» **WORK REQUIRED**: Scan the entries below. List each line with "context".

» **RECORD EXCERPTS**:
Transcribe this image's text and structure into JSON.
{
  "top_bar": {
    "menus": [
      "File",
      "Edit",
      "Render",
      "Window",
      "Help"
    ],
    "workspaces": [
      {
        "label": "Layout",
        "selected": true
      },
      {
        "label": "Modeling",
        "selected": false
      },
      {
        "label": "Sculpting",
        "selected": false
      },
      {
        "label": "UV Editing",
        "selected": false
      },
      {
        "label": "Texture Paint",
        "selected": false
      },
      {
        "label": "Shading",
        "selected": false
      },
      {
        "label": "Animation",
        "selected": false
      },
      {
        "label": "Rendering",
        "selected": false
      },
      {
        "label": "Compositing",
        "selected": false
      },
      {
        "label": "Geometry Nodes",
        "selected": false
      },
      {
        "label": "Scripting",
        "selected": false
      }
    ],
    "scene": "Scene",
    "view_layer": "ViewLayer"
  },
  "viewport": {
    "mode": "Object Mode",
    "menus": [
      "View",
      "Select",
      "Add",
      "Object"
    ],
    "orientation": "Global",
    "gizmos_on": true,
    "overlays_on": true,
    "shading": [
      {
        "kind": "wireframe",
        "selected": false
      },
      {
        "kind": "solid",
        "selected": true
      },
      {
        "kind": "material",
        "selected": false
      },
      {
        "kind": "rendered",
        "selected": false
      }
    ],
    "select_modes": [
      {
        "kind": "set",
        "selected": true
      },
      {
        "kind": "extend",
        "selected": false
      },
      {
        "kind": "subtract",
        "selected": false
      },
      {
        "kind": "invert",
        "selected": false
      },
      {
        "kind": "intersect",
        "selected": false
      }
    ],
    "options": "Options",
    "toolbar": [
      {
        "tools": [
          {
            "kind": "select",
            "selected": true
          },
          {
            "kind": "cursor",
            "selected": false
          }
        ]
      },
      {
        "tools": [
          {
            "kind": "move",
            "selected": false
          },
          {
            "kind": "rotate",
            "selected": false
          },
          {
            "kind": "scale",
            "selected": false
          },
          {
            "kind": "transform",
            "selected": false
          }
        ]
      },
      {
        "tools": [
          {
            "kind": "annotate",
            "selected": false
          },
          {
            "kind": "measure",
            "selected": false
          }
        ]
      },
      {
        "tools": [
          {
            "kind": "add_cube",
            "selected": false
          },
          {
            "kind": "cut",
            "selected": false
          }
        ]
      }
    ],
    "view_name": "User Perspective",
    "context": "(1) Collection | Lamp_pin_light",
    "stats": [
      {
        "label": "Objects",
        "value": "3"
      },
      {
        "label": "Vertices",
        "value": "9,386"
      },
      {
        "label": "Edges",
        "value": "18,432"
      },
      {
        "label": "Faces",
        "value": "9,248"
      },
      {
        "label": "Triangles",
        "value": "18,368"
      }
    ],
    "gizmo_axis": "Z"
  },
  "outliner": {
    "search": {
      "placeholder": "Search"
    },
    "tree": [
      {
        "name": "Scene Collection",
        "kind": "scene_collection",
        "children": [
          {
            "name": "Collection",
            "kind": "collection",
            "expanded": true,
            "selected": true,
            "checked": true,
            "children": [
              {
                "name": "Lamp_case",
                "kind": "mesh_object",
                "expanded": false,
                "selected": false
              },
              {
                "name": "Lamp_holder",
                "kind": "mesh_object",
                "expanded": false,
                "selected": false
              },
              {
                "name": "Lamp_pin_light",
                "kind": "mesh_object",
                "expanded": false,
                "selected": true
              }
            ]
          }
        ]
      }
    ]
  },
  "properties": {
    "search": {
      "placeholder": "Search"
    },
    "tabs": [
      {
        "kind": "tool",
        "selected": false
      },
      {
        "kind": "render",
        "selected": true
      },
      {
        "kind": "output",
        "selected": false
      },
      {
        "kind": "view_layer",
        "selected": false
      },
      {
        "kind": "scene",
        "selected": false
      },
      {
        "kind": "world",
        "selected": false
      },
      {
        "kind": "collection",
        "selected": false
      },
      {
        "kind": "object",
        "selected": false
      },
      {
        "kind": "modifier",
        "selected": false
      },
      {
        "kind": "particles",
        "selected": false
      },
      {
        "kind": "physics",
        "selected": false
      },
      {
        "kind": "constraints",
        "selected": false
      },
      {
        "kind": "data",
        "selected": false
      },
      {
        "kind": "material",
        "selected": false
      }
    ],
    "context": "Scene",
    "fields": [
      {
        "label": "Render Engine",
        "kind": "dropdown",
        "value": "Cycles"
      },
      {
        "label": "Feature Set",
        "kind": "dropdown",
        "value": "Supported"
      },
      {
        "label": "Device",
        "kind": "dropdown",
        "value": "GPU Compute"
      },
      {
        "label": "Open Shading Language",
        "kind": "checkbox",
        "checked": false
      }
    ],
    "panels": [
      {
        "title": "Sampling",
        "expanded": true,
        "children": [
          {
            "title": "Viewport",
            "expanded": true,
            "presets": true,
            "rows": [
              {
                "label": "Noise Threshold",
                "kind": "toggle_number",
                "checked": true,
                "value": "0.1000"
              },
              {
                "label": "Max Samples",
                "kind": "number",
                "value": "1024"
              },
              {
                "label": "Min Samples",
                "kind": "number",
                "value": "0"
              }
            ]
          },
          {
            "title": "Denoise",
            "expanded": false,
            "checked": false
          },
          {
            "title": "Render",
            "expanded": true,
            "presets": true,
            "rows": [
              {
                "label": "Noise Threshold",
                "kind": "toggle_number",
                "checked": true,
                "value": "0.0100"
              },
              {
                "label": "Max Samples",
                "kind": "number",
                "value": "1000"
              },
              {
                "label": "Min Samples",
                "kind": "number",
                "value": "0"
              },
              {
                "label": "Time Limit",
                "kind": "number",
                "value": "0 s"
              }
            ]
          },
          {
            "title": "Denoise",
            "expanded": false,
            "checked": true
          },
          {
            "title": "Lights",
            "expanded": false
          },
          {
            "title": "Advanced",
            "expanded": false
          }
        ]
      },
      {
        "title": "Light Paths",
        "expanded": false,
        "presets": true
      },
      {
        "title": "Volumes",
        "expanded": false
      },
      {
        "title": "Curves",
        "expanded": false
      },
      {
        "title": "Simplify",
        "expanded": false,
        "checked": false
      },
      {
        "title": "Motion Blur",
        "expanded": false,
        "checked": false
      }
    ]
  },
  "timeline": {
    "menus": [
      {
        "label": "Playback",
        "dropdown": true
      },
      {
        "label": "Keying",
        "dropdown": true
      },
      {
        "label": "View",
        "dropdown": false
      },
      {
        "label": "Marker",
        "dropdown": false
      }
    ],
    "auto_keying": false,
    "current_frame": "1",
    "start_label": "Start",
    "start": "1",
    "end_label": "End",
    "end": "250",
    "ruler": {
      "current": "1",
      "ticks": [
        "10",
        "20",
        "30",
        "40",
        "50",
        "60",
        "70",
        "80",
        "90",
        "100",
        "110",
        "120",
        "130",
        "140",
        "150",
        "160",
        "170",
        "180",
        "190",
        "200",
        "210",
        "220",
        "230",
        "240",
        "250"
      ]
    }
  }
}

» **TASK ANSWER**:
    "context": "(1) Collection | Lamp_pin_light",
    "context": "Scene",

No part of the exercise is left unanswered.